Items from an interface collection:
____________

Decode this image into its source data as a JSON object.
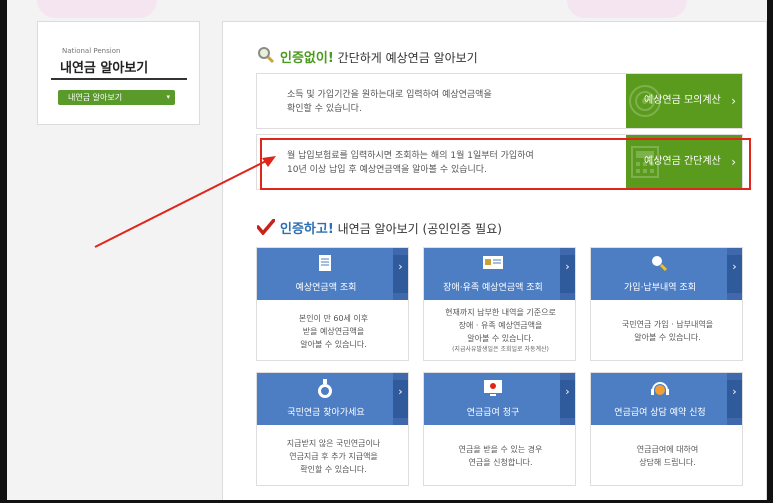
{
  "sidebar": {
    "subtitle": "National Pension",
    "title": "내연금 알아보기",
    "select_value": "내연금 알아보기"
  },
  "section1": {
    "highlight": "인증없이!",
    "rest": "간단하게 예상연금 알아보기",
    "rows": [
      {
        "line1": "소득 및 가입기간을 원하는대로 입력하여 예상연금액을",
        "line2": "확인할 수 있습니다.",
        "button": "예상연금 모의계산"
      },
      {
        "line1": "월 납입보험료를 입력하시면 조회하는 해의 1월 1일부터 가입하여",
        "line2": "10년 이상 납입 후 예상연금액을 알아볼 수 있습니다.",
        "button": "예상연금 간단계산"
      }
    ]
  },
  "section2": {
    "highlight": "인증하고!",
    "rest": "내연금 알아보기 (공인인증 필요)",
    "cards": [
      {
        "title": "예상연금액 조회",
        "lines": [
          "본인이 만 60세 이후",
          "받을 예상연금액을",
          "알아볼 수 있습니다."
        ],
        "note": ""
      },
      {
        "title": "장애·유족 예상연금액 조회",
        "lines": [
          "현재까지 납부한 내역을 기준으로",
          "장애 · 유족 예상연금액을",
          "알아볼 수 있습니다."
        ],
        "note": "(지급사유발생일은 조회일로 자동계산)"
      },
      {
        "title": "가입·납부내역 조회",
        "lines": [
          "국민연금 가입 · 납부내역을",
          "알아볼 수 있습니다."
        ],
        "note": ""
      },
      {
        "title": "국민연금 찾아가세요",
        "lines": [
          "지급받지 않은 국민연금이나",
          "연금지급 후 추가 지급액을",
          "확인할 수 있습니다."
        ],
        "note": ""
      },
      {
        "title": "연금급여 청구",
        "lines": [
          "연금을 받을 수 있는 경우",
          "연금을 신청합니다."
        ],
        "note": ""
      },
      {
        "title": "연금급여 상담 예약 신청",
        "lines": [
          "연금급여에 대하여",
          "상담해 드립니다."
        ],
        "note": ""
      }
    ]
  },
  "colors": {
    "green": "#5a9a1c",
    "blue": "#4d7ec4",
    "annotation_red": "#e0261a"
  },
  "icons": [
    "magnifier-icon",
    "checkmark-icon",
    "target-icon",
    "calculator-icon",
    "document-icon",
    "id-card-icon",
    "search-icon",
    "flask-icon",
    "monitor-icon",
    "headset-icon"
  ]
}
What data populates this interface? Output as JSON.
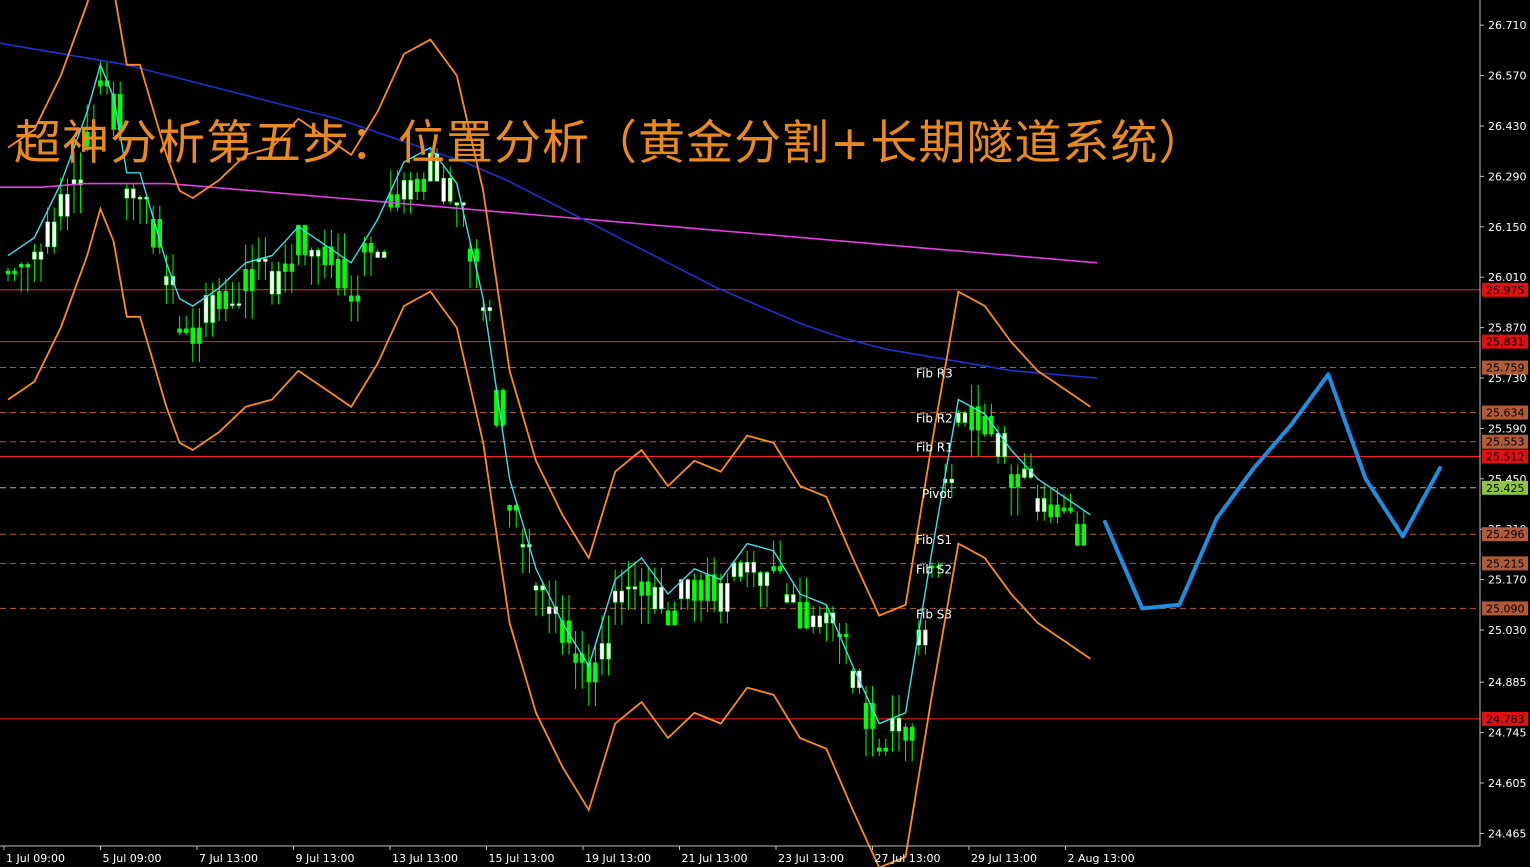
{
  "title": "超神分析第五步：位置分析（黄金分割+长期隧道系统）",
  "colors": {
    "background": "#000000",
    "bull_candle": "#00ff00",
    "bear_candle": "#ffffff",
    "bollinger": "#ff8c1a",
    "ma_long_cyan": "#3ee0e8",
    "ma_long_magenta": "#e040e0",
    "ma_blue": "#2030d0",
    "ma_red": "#d02010",
    "forecast": "#1e8fe0",
    "level_line": "#ff2020"
  },
  "chart_data": {
    "type": "candlestick",
    "y_axis": {
      "range": [
        24.43,
        26.78
      ],
      "ticks": [
        "26.710",
        "26.570",
        "26.430",
        "26.290",
        "26.150",
        "26.010",
        "25.870",
        "25.730",
        "25.590",
        "25.450",
        "25.310",
        "25.170",
        "25.030",
        "24.885",
        "24.745",
        "24.605",
        "24.465"
      ]
    },
    "x_axis": {
      "ticks": [
        "1 Jul 09:00",
        "5 Jul 09:00",
        "7 Jul 13:00",
        "9 Jul 13:00",
        "13 Jul 13:00",
        "15 Jul 13:00",
        "19 Jul 13:00",
        "21 Jul 13:00",
        "23 Jul 13:00",
        "27 Jul 13:00",
        "29 Jul 13:00",
        "2 Aug 13:00"
      ]
    },
    "price_levels": [
      {
        "value": 25.975,
        "label": "25.975",
        "style": "solid",
        "color": "#ff2020"
      },
      {
        "value": 25.831,
        "label": "25.831",
        "style": "solid",
        "color": "#ff2020"
      },
      {
        "value": 25.759,
        "label": "25.759",
        "style": "dash",
        "color": "#b05a3a"
      },
      {
        "value": 25.634,
        "label": "25.634",
        "style": "dash",
        "color": "#b05a3a"
      },
      {
        "value": 25.553,
        "label": "25.553",
        "style": "dash",
        "color": "#b05a3a"
      },
      {
        "value": 25.512,
        "label": "25.512",
        "style": "solid",
        "color": "#ff2020"
      },
      {
        "value": 25.425,
        "label": "25.425",
        "style": "dash",
        "color": "#b0b0b0"
      },
      {
        "value": 25.296,
        "label": "25.296",
        "style": "dash",
        "color": "#b05a3a"
      },
      {
        "value": 25.215,
        "label": "25.215",
        "style": "dash",
        "color": "#b05a3a"
      },
      {
        "value": 25.09,
        "label": "25.090",
        "style": "dash",
        "color": "#b05a3a"
      },
      {
        "value": 24.783,
        "label": "24.783",
        "style": "solid",
        "color": "#ff2020"
      }
    ],
    "fib_labels": [
      {
        "label": "Fib R3",
        "value": 25.759
      },
      {
        "label": "Fib R2",
        "value": 25.634
      },
      {
        "label": "Fib R1",
        "value": 25.553
      },
      {
        "label": "Pivot",
        "value": 25.425
      },
      {
        "label": "Fib S1",
        "value": 25.296
      },
      {
        "label": "Fib S2",
        "value": 25.215
      },
      {
        "label": "Fib S3",
        "value": 25.09
      }
    ],
    "price_path": [
      [
        0,
        26.02
      ],
      [
        2,
        26.07
      ],
      [
        4,
        26.22
      ],
      [
        6,
        26.42
      ],
      [
        7,
        26.55
      ],
      [
        8,
        26.46
      ],
      [
        9,
        26.25
      ],
      [
        10,
        26.25
      ],
      [
        12,
        26.0
      ],
      [
        13,
        25.9
      ],
      [
        14,
        25.88
      ],
      [
        16,
        25.93
      ],
      [
        18,
        26.0
      ],
      [
        20,
        26.02
      ],
      [
        22,
        26.1
      ],
      [
        24,
        26.05
      ],
      [
        26,
        26.0
      ],
      [
        28,
        26.12
      ],
      [
        30,
        26.28
      ],
      [
        32,
        26.32
      ],
      [
        34,
        26.22
      ],
      [
        36,
        25.9
      ],
      [
        38,
        25.4
      ],
      [
        40,
        25.15
      ],
      [
        42,
        25.0
      ],
      [
        44,
        24.88
      ],
      [
        46,
        25.12
      ],
      [
        48,
        25.18
      ],
      [
        50,
        25.08
      ],
      [
        52,
        25.15
      ],
      [
        54,
        25.12
      ],
      [
        56,
        25.22
      ],
      [
        58,
        25.2
      ],
      [
        60,
        25.08
      ],
      [
        62,
        25.05
      ],
      [
        64,
        24.88
      ],
      [
        66,
        24.72
      ],
      [
        68,
        24.75
      ],
      [
        70,
        25.2
      ],
      [
        72,
        25.62
      ],
      [
        74,
        25.58
      ],
      [
        76,
        25.48
      ],
      [
        78,
        25.4
      ],
      [
        80,
        25.35
      ],
      [
        82,
        25.3
      ]
    ],
    "series": [
      {
        "name": "",
        "values": [
          26.26,
          26.26,
          26.27,
          26.27,
          26.27,
          26.26,
          26.25,
          26.24,
          26.23,
          26.22,
          26.21,
          26.2,
          26.19,
          26.18,
          26.17,
          26.16,
          26.15,
          26.14,
          26.13,
          26.12,
          26.11,
          26.1,
          26.09,
          26.08,
          26.07,
          26.06,
          26.05
        ]
      },
      {
        "name": "",
        "values": [
          26.66,
          26.64,
          26.62,
          26.6,
          26.57,
          26.54,
          26.51,
          26.48,
          26.45,
          26.41,
          26.37,
          26.33,
          26.28,
          26.22,
          26.16,
          26.1,
          26.04,
          25.98,
          25.93,
          25.88,
          25.84,
          25.81,
          25.79,
          25.77,
          25.75,
          25.74,
          25.73
        ]
      }
    ],
    "forecast_path": [
      [
        0,
        25.33
      ],
      [
        1,
        25.09
      ],
      [
        2,
        25.1
      ],
      [
        3,
        25.34
      ],
      [
        4,
        25.48
      ],
      [
        5,
        25.6
      ],
      [
        6,
        25.74
      ],
      [
        7,
        25.45
      ],
      [
        8,
        25.29
      ],
      [
        9,
        25.48
      ]
    ],
    "annotations": [
      "Fib R3",
      "Fib R2",
      "Fib R1",
      "Pivot",
      "Fib S1",
      "Fib S2",
      "Fib S3"
    ]
  }
}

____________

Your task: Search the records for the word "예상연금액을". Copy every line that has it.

Your solution:
        "line1": "소득 및 가입기간을 원하는대로 입력하여 예상연금액을",
        "line2": "10년 이상 납입 후 예상연금액을 알아볼 수 있습니다.",
          "받을 예상연금액을",
          "장애 · 유족 예상연금액을",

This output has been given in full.